### Work instructions
Down to the last line, print the entries below exactly, and keep every picture out of the copy.

★ ★ ★

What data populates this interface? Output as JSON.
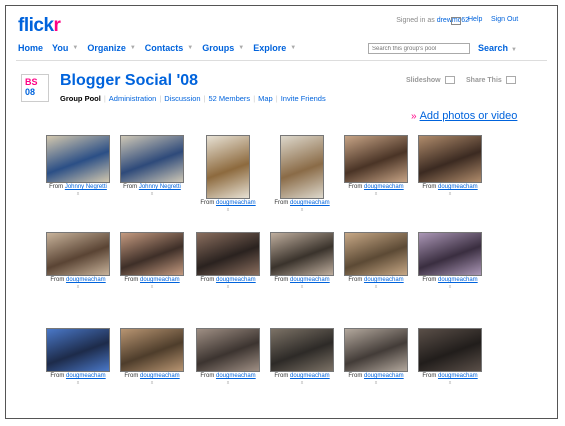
{
  "header": {
    "logo_flick": "flick",
    "logo_r": "r",
    "signed_in_prefix": "Signed in as",
    "username": "drewmc62",
    "help": "Help",
    "sign_out": "Sign Out"
  },
  "nav": {
    "items": [
      "Home",
      "You",
      "Organize",
      "Contacts",
      "Groups",
      "Explore"
    ],
    "search_placeholder": "Search this group's pool",
    "search_label": "Search"
  },
  "group": {
    "title": "Blogger Social '08",
    "icon_top": "BS",
    "icon_bottom": "08",
    "tabs": [
      "Group Pool",
      "Administration",
      "Discussion",
      "52 Members",
      "Map",
      "Invite Friends"
    ],
    "slideshow": "Slideshow",
    "share": "Share This",
    "add_arrows": "»",
    "add_photos": "Add photos or video"
  },
  "photos": {
    "from_label": "From",
    "remove_mark": "x",
    "items": [
      {
        "by": "Johnny Negretti"
      },
      {
        "by": "Johnny Negretti"
      },
      {
        "by": "dougmeacham"
      },
      {
        "by": "dougmeacham"
      },
      {
        "by": "dougmeacham"
      },
      {
        "by": "dougmeacham"
      },
      {
        "by": "dougmeacham"
      },
      {
        "by": "dougmeacham"
      },
      {
        "by": "dougmeacham"
      },
      {
        "by": "dougmeacham"
      },
      {
        "by": "dougmeacham"
      },
      {
        "by": "dougmeacham"
      },
      {
        "by": "dougmeacham"
      },
      {
        "by": "dougmeacham"
      },
      {
        "by": "dougmeacham"
      },
      {
        "by": "dougmeacham"
      },
      {
        "by": "dougmeacham"
      },
      {
        "by": "dougmeacham"
      }
    ]
  }
}
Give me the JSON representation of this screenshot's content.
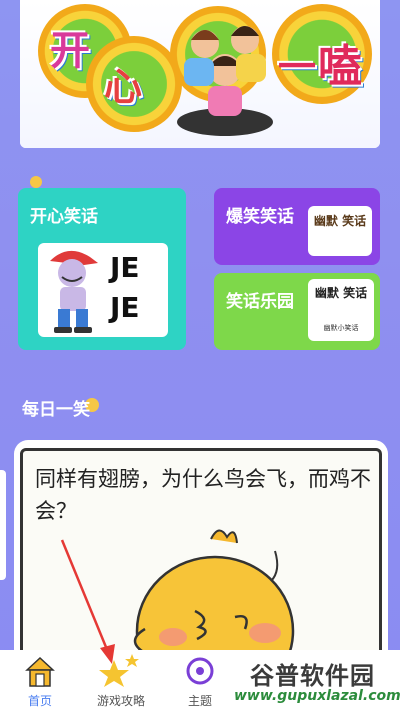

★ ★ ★

### Response
What data populates this interface? Output as JSON.
{
  "header": {
    "logo_flick": "flick",
    "logo_r": "r",
    "signed_in_prefix": "Signed in as",
    "username": "drewmc62",
    "help": "Help",
    "sign_out": "Sign Out"
  },
  "nav": {
    "items": [
      "Home",
      "You",
      "Organize",
      "Contacts",
      "Groups",
      "Explore"
    ],
    "search_placeholder": "Search this group's pool",
    "search_label": "Search"
  },
  "group": {
    "title": "Blogger Social '08",
    "icon_top": "BS",
    "icon_bottom": "08",
    "tabs": [
      "Group Pool",
      "Administration",
      "Discussion",
      "52 Members",
      "Map",
      "Invite Friends"
    ],
    "slideshow": "Slideshow",
    "share": "Share This",
    "add_arrows": "»",
    "add_photos": "Add photos or video"
  },
  "photos": {
    "from_label": "From",
    "remove_mark": "x",
    "items": [
      {
        "by": "Johnny Negretti"
      },
      {
        "by": "Johnny Negretti"
      },
      {
        "by": "dougmeacham"
      },
      {
        "by": "dougmeacham"
      },
      {
        "by": "dougmeacham"
      },
      {
        "by": "dougmeacham"
      },
      {
        "by": "dougmeacham"
      },
      {
        "by": "dougmeacham"
      },
      {
        "by": "dougmeacham"
      },
      {
        "by": "dougmeacham"
      },
      {
        "by": "dougmeacham"
      },
      {
        "by": "dougmeacham"
      },
      {
        "by": "dougmeacham"
      },
      {
        "by": "dougmeacham"
      },
      {
        "by": "dougmeacham"
      },
      {
        "by": "dougmeacham"
      },
      {
        "by": "dougmeacham"
      },
      {
        "by": "dougmeacham"
      }
    ]
  }
}
Give me the JSON representation of this screenshot's content.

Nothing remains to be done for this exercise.